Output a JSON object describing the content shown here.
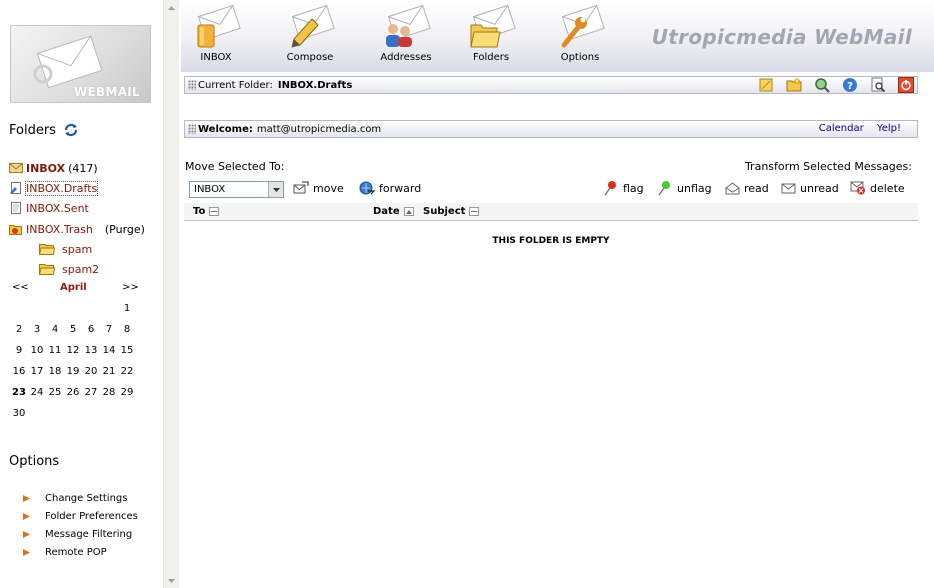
{
  "sidebar": {
    "logo_text": "WEBMAIL",
    "folders_heading": "Folders",
    "folders": [
      {
        "name": "INBOX",
        "count": "(417)"
      },
      {
        "name": "INBOX.Drafts"
      },
      {
        "name": "INBOX.Sent"
      },
      {
        "name": "INBOX.Trash",
        "purge": "(Purge)"
      },
      {
        "name": "spam"
      },
      {
        "name": "spam2"
      }
    ],
    "calendar": {
      "prev": "<<",
      "month": "April",
      "next": ">>",
      "weeks": [
        [
          "",
          "",
          "",
          "",
          "",
          "",
          "1"
        ],
        [
          "2",
          "3",
          "4",
          "5",
          "6",
          "7",
          "8"
        ],
        [
          "9",
          "10",
          "11",
          "12",
          "13",
          "14",
          "15"
        ],
        [
          "16",
          "17",
          "18",
          "19",
          "20",
          "21",
          "22"
        ],
        [
          "23",
          "24",
          "25",
          "26",
          "27",
          "28",
          "29"
        ],
        [
          "30",
          "",
          "",
          "",
          "",
          "",
          ""
        ]
      ],
      "today": "23"
    },
    "options_heading": "Options",
    "options": [
      "Change Settings",
      "Folder Preferences",
      "Message Filtering",
      "Remote POP"
    ]
  },
  "nav": {
    "inbox": "INBOX",
    "compose": "Compose",
    "addresses": "Addresses",
    "folders": "Folders",
    "options": "Options"
  },
  "brand": "Utropicmedia WebMail",
  "folder_bar": {
    "label": "Current Folder:",
    "value": "INBOX.Drafts"
  },
  "welcome_bar": {
    "label": "Welcome:",
    "email": "matt@utropicmedia.com",
    "links": [
      "Calendar",
      "Yelp!"
    ]
  },
  "move": {
    "label": "Move Selected To:",
    "selected_folder": "INBOX",
    "move_label": "move",
    "forward_label": "forward"
  },
  "transform": {
    "label": "Transform Selected Messages:",
    "flag": "flag",
    "unflag": "unflag",
    "read": "read",
    "unread": "unread",
    "delete": "delete"
  },
  "table": {
    "columns": [
      "To",
      "Date",
      "Subject"
    ],
    "empty_message": "THIS FOLDER IS EMPTY"
  },
  "colors": {
    "folder_link": "#7a1a0a",
    "month": "#8b1a1a",
    "link": "#00008b",
    "brand": "#a4a5b3"
  }
}
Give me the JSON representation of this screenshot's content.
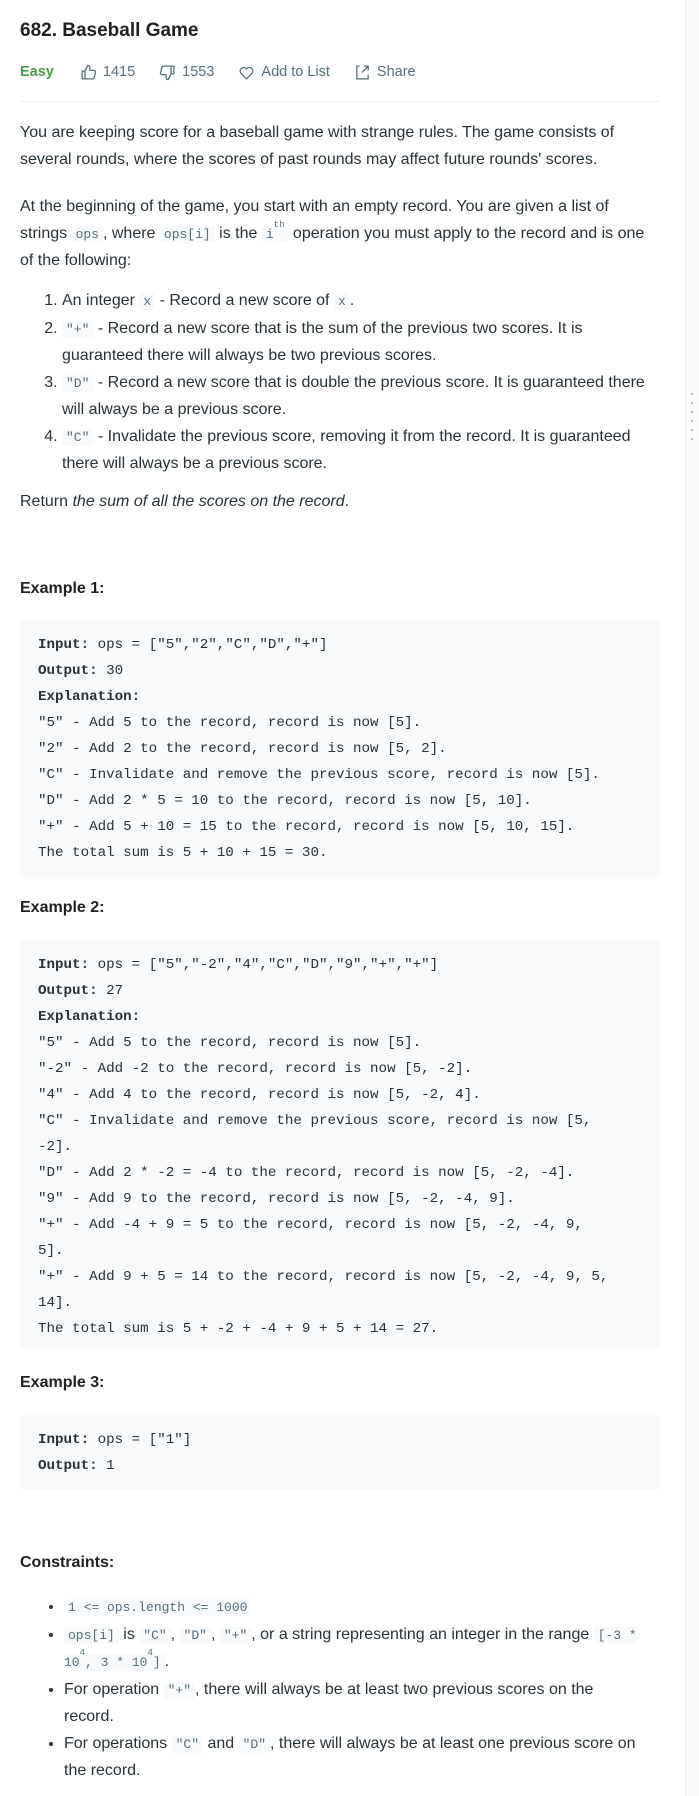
{
  "title": "682. Baseball Game",
  "meta": {
    "difficulty": "Easy",
    "likes": "1415",
    "dislikes": "1553",
    "add_to_list": "Add to List",
    "share": "Share",
    "difficulty_color": "#43a047"
  },
  "desc": {
    "p1": "You are keeping score for a baseball game with strange rules. The game consists of several rounds, where the scores of past rounds may affect future rounds' scores.",
    "p2a": "At the beginning of the game, you start with an empty record. You are given a list of strings ",
    "p2code1": "ops",
    "p2b": ", where ",
    "p2code2": "ops[i]",
    "p2c": " is the ",
    "p2code3": "i",
    "p2sup": "th",
    "p2d": " operation you must apply to the record and is one of the following:",
    "items": [
      {
        "a": "An integer ",
        "code": "x",
        "b": " - Record a new score of ",
        "code2": "x",
        "c": "."
      },
      {
        "code": "\"+\"",
        "b": " - Record a new score that is the sum of the previous two scores. It is guaranteed there will always be two previous scores."
      },
      {
        "code": "\"D\"",
        "b": " - Record a new score that is double the previous score. It is guaranteed there will always be a previous score."
      },
      {
        "code": "\"C\"",
        "b": " - Invalidate the previous score, removing it from the record. It is guaranteed there will always be a previous score."
      }
    ],
    "ret_a": "Return ",
    "ret_em": "the sum of all the scores on the record",
    "ret_b": "."
  },
  "examples": [
    {
      "heading": "Example 1:",
      "input_label": "Input:",
      "input": " ops = [\"5\",\"2\",\"C\",\"D\",\"+\"]",
      "output_label": "Output:",
      "output": " 30",
      "expl_label": "Explanation:",
      "lines": [
        "\"5\" - Add 5 to the record, record is now [5].",
        "\"2\" - Add 2 to the record, record is now [5, 2].",
        "\"C\" - Invalidate and remove the previous score, record is now [5].",
        "\"D\" - Add 2 * 5 = 10 to the record, record is now [5, 10].",
        "\"+\" - Add 5 + 10 = 15 to the record, record is now [5, 10, 15].",
        "The total sum is 5 + 10 + 15 = 30."
      ]
    },
    {
      "heading": "Example 2:",
      "input_label": "Input:",
      "input": " ops = [\"5\",\"-2\",\"4\",\"C\",\"D\",\"9\",\"+\",\"+\"]",
      "output_label": "Output:",
      "output": " 27",
      "expl_label": "Explanation:",
      "lines": [
        "\"5\" - Add 5 to the record, record is now [5].",
        "\"-2\" - Add -2 to the record, record is now [5, -2].",
        "\"4\" - Add 4 to the record, record is now [5, -2, 4].",
        "\"C\" - Invalidate and remove the previous score, record is now [5,",
        "-2].",
        "\"D\" - Add 2 * -2 = -4 to the record, record is now [5, -2, -4].",
        "\"9\" - Add 9 to the record, record is now [5, -2, -4, 9].",
        "\"+\" - Add -4 + 9 = 5 to the record, record is now [5, -2, -4, 9,",
        "5].",
        "\"+\" - Add 9 + 5 = 14 to the record, record is now [5, -2, -4, 9, 5,",
        "14].",
        "The total sum is 5 + -2 + -4 + 9 + 5 + 14 = 27."
      ]
    },
    {
      "heading": "Example 3:",
      "input_label": "Input:",
      "input": " ops = [\"1\"]",
      "output_label": "Output:",
      "output": " 1"
    }
  ],
  "constraints": {
    "heading": "Constraints:",
    "c1": "1 <= ops.length <= 1000",
    "c2code": "ops[i]",
    "c2a": " is ",
    "c2q1": "\"C\"",
    "c2s1": ", ",
    "c2q2": "\"D\"",
    "c2s2": ", ",
    "c2q3": "\"+\"",
    "c2b": ", or a string representing an integer in the range ",
    "c2r1": "[-3 * 10",
    "c2e1": "4",
    "c2r2": ", 3 * 10",
    "c2e2": "4",
    "c2r3": "]",
    "c2c": ".",
    "c3a": "For operation ",
    "c3code": "\"+\"",
    "c3b": ", there will always be at least two previous scores on the record.",
    "c4a": "For operations ",
    "c4q1": "\"C\"",
    "c4and": " and ",
    "c4q2": "\"D\"",
    "c4b": ", there will always be at least one previous score on the record."
  }
}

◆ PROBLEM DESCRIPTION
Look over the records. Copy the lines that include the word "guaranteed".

◆ SOLUTION FOR THIS TASK
        "b": " - Record a new score that is the sum of the previous two scores. It is guaranteed there will always be two previous scores."
        "b": " - Record a new score that is double the previous score. It is guaranteed there will always be a previous score."
        "b": " - Invalidate the previous score, removing it from the record. It is guaranteed there will always be a previous score."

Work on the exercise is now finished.